Over 80 fleet management professionals and fleet solution providers were in attendance at the 100 Best Fleets Seminar held in Santa Ana, CA, August 26 to discuss best fleet management practices and to solutions to current issues in government fleet management. The seminar was presented by Government Fleet magazine. Tom Johnson, founder of the 100 Best Fleets, was the opening speaker at the fleet management event.
John Alley, CAFM, deputy director, fleet services for the City of San Diego, was named Government Fleet’s 2010 Public Sector Fleet Manager of the Year. Congratulations Mr. Alley! Among his notable accomplishments in 2009, Mr. Alley helped save the City of San Diego nearly $12 million through a fleet reduction program that reduced underutilized and obsolete fleet vehicles by more than 300 units. More on Alley’s award-winning fleet practices will be featured in an upcoming issue of Government Fleet Magazine.
The Fleet Management Department in the city of New Orleans, LA, is revising its city employee take-home vehicle policy. The Fleet Management Department is significantly reducing the number of take-home vehicles for city employees, according to a statement from Mayor Mitch Landrieu. As the city faces a huge budget shortfall, take-home cars have been a recurring topic under scrutiny. The new policy, according to Landrieu, reduces the total number of fleet vehicles from 937 to 473, effective Sept 1, 2010. Starting right away, the extra 464 vehicles will now only be used during regular business hours or auctioned off, according to the mayor’s office.
The new policy also eliminates take-home fleet vehicles for those living 40 miles or more outside of New Orleans, “as it is impractical for them to respond to on a 24 hour basis in a timely manner,” said the statement from the mayor’s office.“We are changing the way business is done at City Hall,” said Landrieu. “The revised policy will save hundreds of thousands of dollars annually and is just another way we are streamlining government, eliminating waste and more effectively managing city assets.”
As many cities struggle to cut costs without jeopardizing the safety and well being of citizens, the number of city owned fleet vehicles and equipment is being questioned.
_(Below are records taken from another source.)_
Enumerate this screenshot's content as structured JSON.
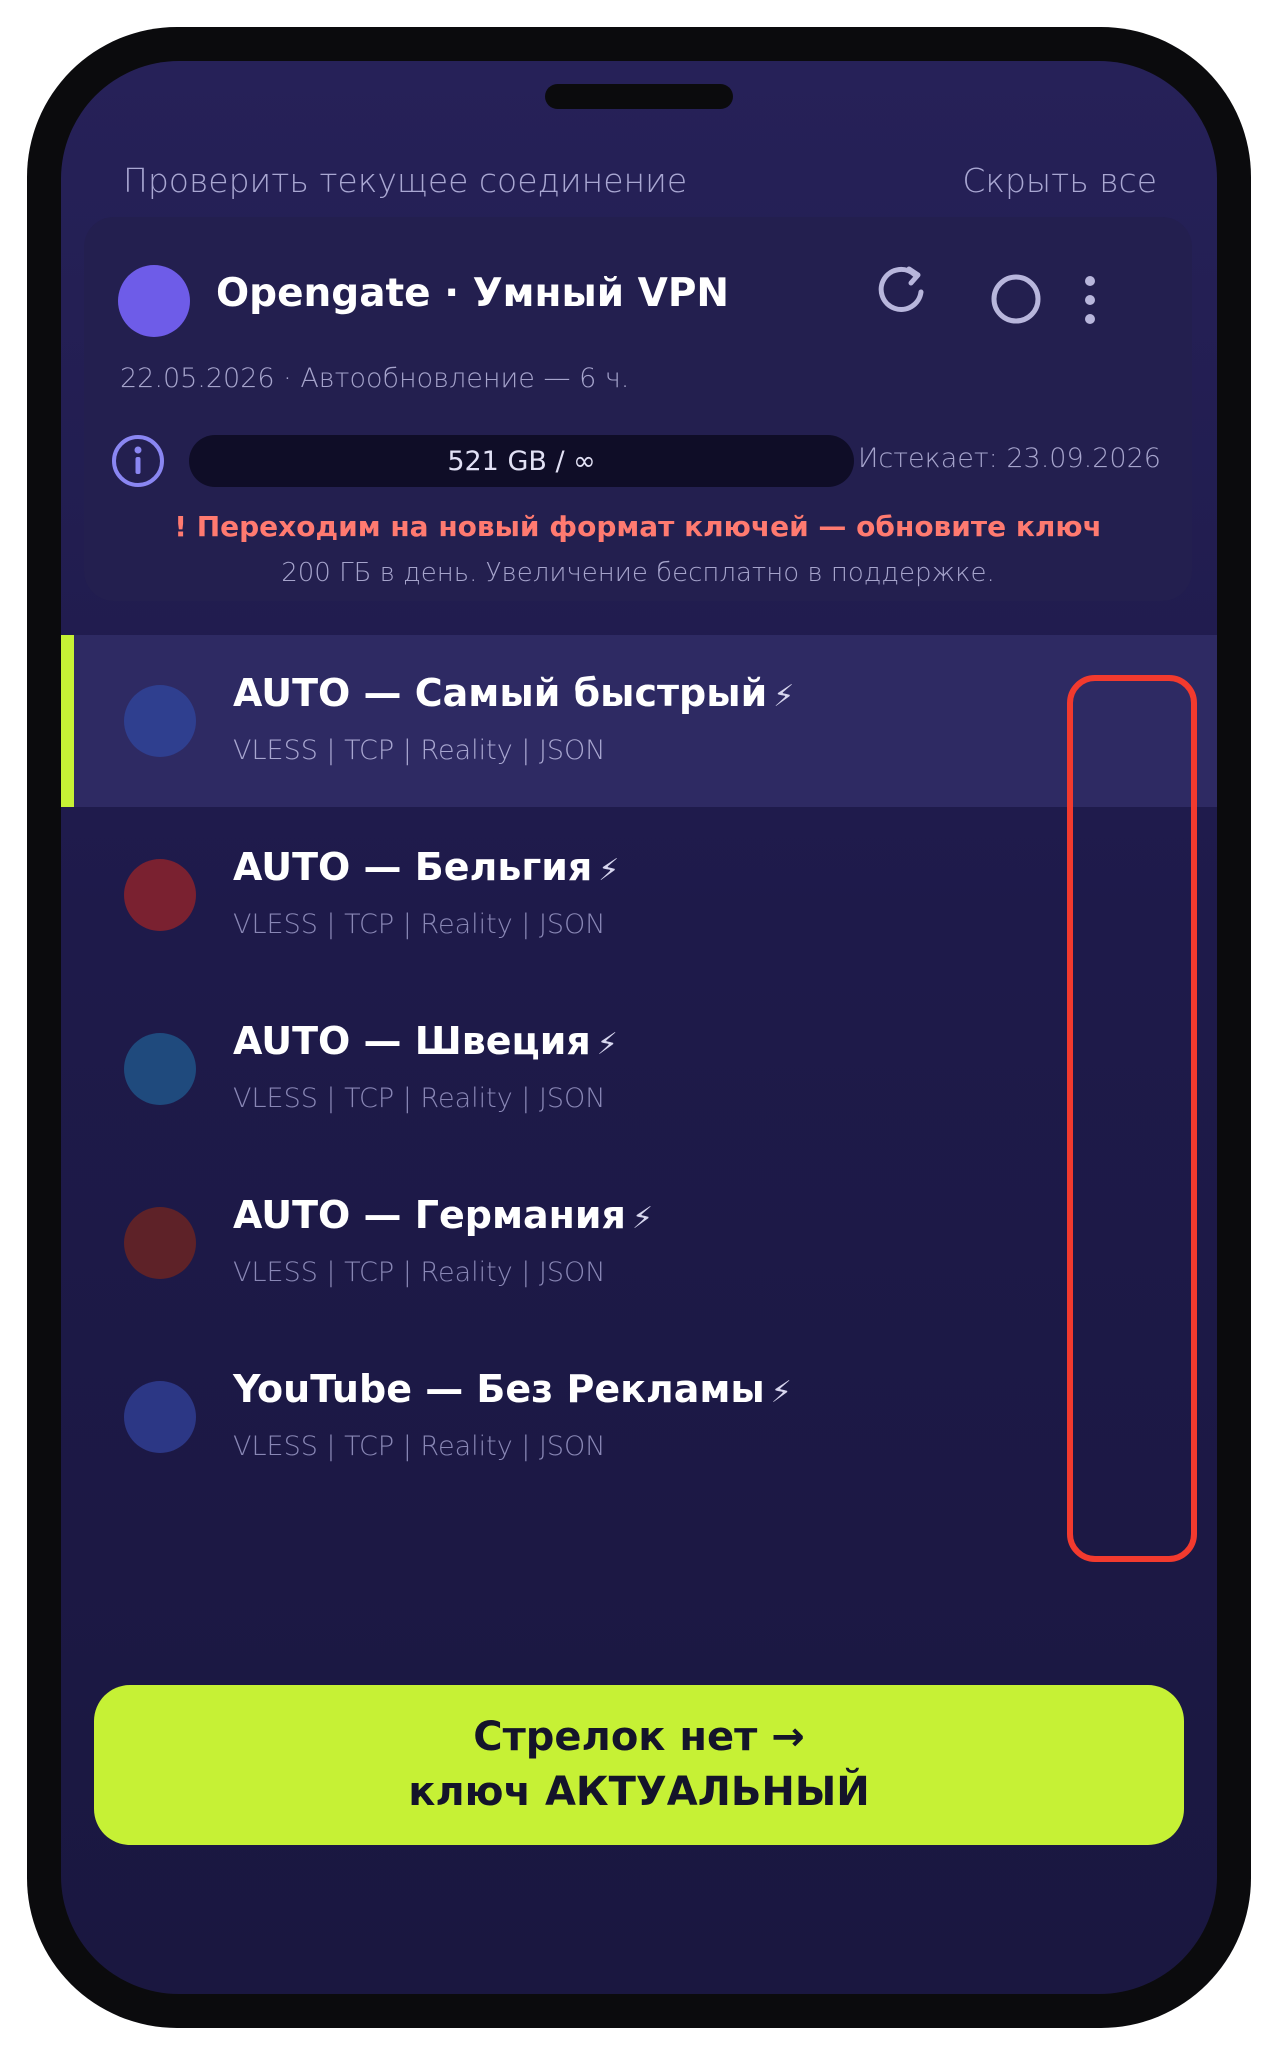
{
  "header": {
    "check_connection": "Проверить текущее соединение",
    "hide_all": "Скрыть все"
  },
  "card": {
    "title": "Opengate · Умный VPN",
    "subtitle": "22.05.2026 · Автообновление — 6 ч.",
    "traffic": "521 GB / ∞",
    "expires": "Истекает: 23.09.2026",
    "warning": "! Переходим на новый формат ключей — обновите ключ",
    "warning_sub": "200 ГБ в день. Увеличение бесплатно в поддержке.",
    "avatar_color": "#6e5ce8",
    "icons": [
      "refresh-icon",
      "power-icon",
      "more-vertical-icon",
      "info-icon"
    ]
  },
  "servers": [
    {
      "name": "AUTO — Самый быстрый",
      "bolt": "⚡",
      "protocol": "VLESS | TCP | Reality | JSON",
      "color": "#2f3f8f",
      "active": true
    },
    {
      "name": "AUTO — Бельгия",
      "bolt": "⚡",
      "protocol": "VLESS | TCP | Reality | JSON",
      "color": "#7a2130",
      "active": false
    },
    {
      "name": "AUTO — Швеция",
      "bolt": "⚡",
      "protocol": "VLESS | TCP | Reality | JSON",
      "color": "#1f4a7d",
      "active": false
    },
    {
      "name": "AUTO — Германия",
      "bolt": "⚡",
      "protocol": "VLESS | TCP | Reality | JSON",
      "color": "#5e2228",
      "active": false
    },
    {
      "name": "YouTube — Без Рекламы",
      "bolt": "⚡",
      "protocol": "VLESS | TCP | Reality | JSON",
      "color": "#2c3785",
      "active": false
    }
  ],
  "cta": {
    "line1": "Стрелок нет →",
    "line2": "ключ АКТУАЛЬНЫЙ"
  },
  "colors": {
    "accent": "#c6f135",
    "highlight_frame": "#f23a2e",
    "warning": "#ff7a70"
  }
}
A GPS fleet tracking system can help any city to determine the optimal size of its fleet. A GPS fleet system tracks critical vehicle data enabling fleet managers to quickly and easily gain valuable insight into fleet activities.
Fuel costs are one of a fleet manager’s largest expenses. Applying the best fleet fuel practices such as idling reduction efficient routing are highly effective approaches to reducing fuel costs. Using a web-based fleet GPS management system, purchasing fuel-efficient vehicles, and relocating a key fueling station are also ways to reduce fuel consumption and employee hours.
Fleet Managers should apply the following basic principles of good fuel management because these are proven to be the most effective approach trimming fuel costs and consumption. Once these “best of” fleet management practices are implemented and consistently executed, innovative solutions can further promote control of one of fleet’s most expensive operational costs. The Best Fleet Fuel Management Principles include:
- Right-sizing fleet vehicles.
- Idling reduction.
- Fuel-efficient vehicles.
- Consistent scheduled maintenance.
- Eco-Smart driver education.
- Tracking fuel expenses.
- Efficient route planning.